Dhaka, Bangladesh (BBN)- The central bank of Bangladesh has recommended preparing an action plan to create some fiscal space to respond to any downturn in economic activities and absorb external shocks arising from the current global financial crisis.

“Plan to accommodate, if necessary, additional fiscal support to expand safety nets and provide assistance to the exporters especially readymade garment (RMG) exporters,” the central bank’s policy analysis unit (PAU) said in a report, released on Thursday.

The policy paper styled ‘Navigating the Global Financial Storm: Challenges for Bangladesh’ also said that the fiscal sector had to withstand significant pressure during last year due to rapidly rising cost of subsidies and other current expenditures.

“As a sensible and quick response, trim low priority expenditure and improve revenue collections to help protect fiscal positions and the government’s ability to respond when needed.” the study added.

It also suggested rationalization of tariffs and duties on imports of nonessential and luxury goods and similar goods produced locally as a means of increasing the fiscal base as well as to support priority domestic production.

The study also suggested revisiting financial sector management aiming to ensure the quality of loans and to keep stable the liquidity position in the banking system.

“Although relatively well protected from the direct effects of the global financial crisis, Bangladesh’s banking sector would probably face more pressure over time,” the PAU study said, adding that the loan quality may deteriorate and liquidity may reduce if economic growth slows.

The study suggested, as short term measures, close monitoring of rising default on borrowings by importers against stocks of essential products imported at higher prices earlier due to anticipated loss by falling world prices and take appropriate actions as necessary.

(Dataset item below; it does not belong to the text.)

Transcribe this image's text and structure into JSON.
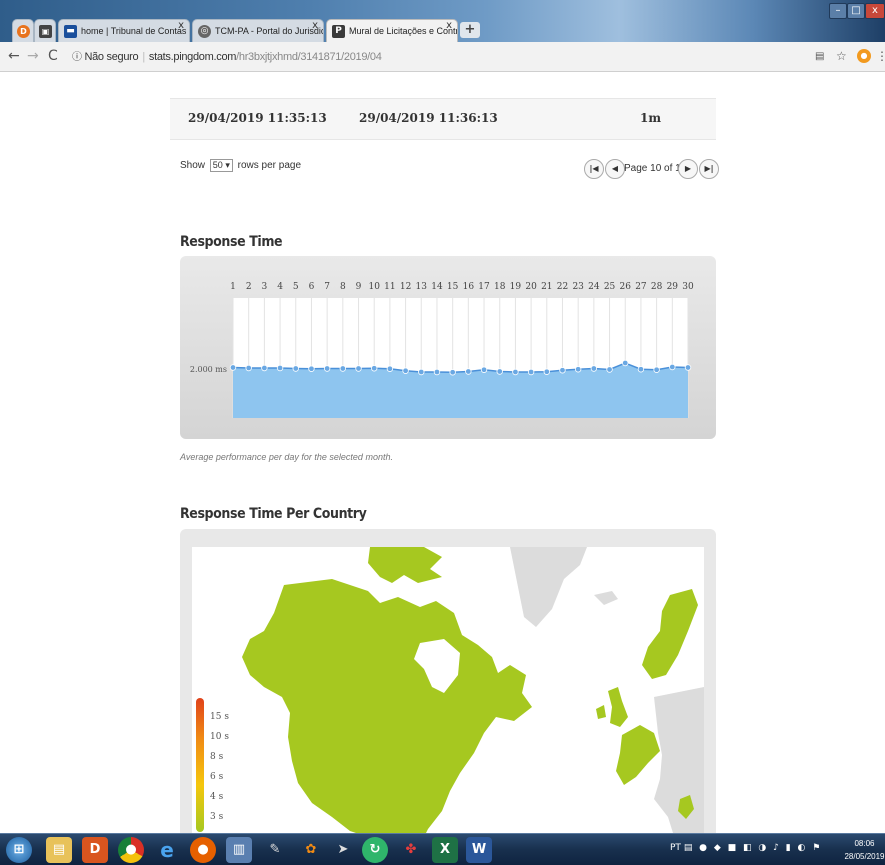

Regular monitoring of the trend in non-performing assets of banks since there is an apprehension that such assets might rise due to lower profitability of firms especially produced for the export sectors.

“The chain effect may not only affect the industry but the financing banks may also face liquidity problems because of repayment defaults,” the study noted.

Besides, the priority for Bangladesh is to improve the quality of information that the banks and other financial sector institutions put out and those collected by the regulatory agencies, according to the study.

“The important agenda for Bangladesh would be to convert the current global crisis into an opportunity in order to move forward,” it noted.

Clearly, Bangladesh needs to plug in regulatory and supervisory infrastructures and strengthen its regulatory regime in a comprehensive manner covering all institutions dealing with both household savers and institutional investors in order to avoid the creation of any systemic distress, the study added.

BBN/SI/SSR-AD-20November08-11:42 PM (BST)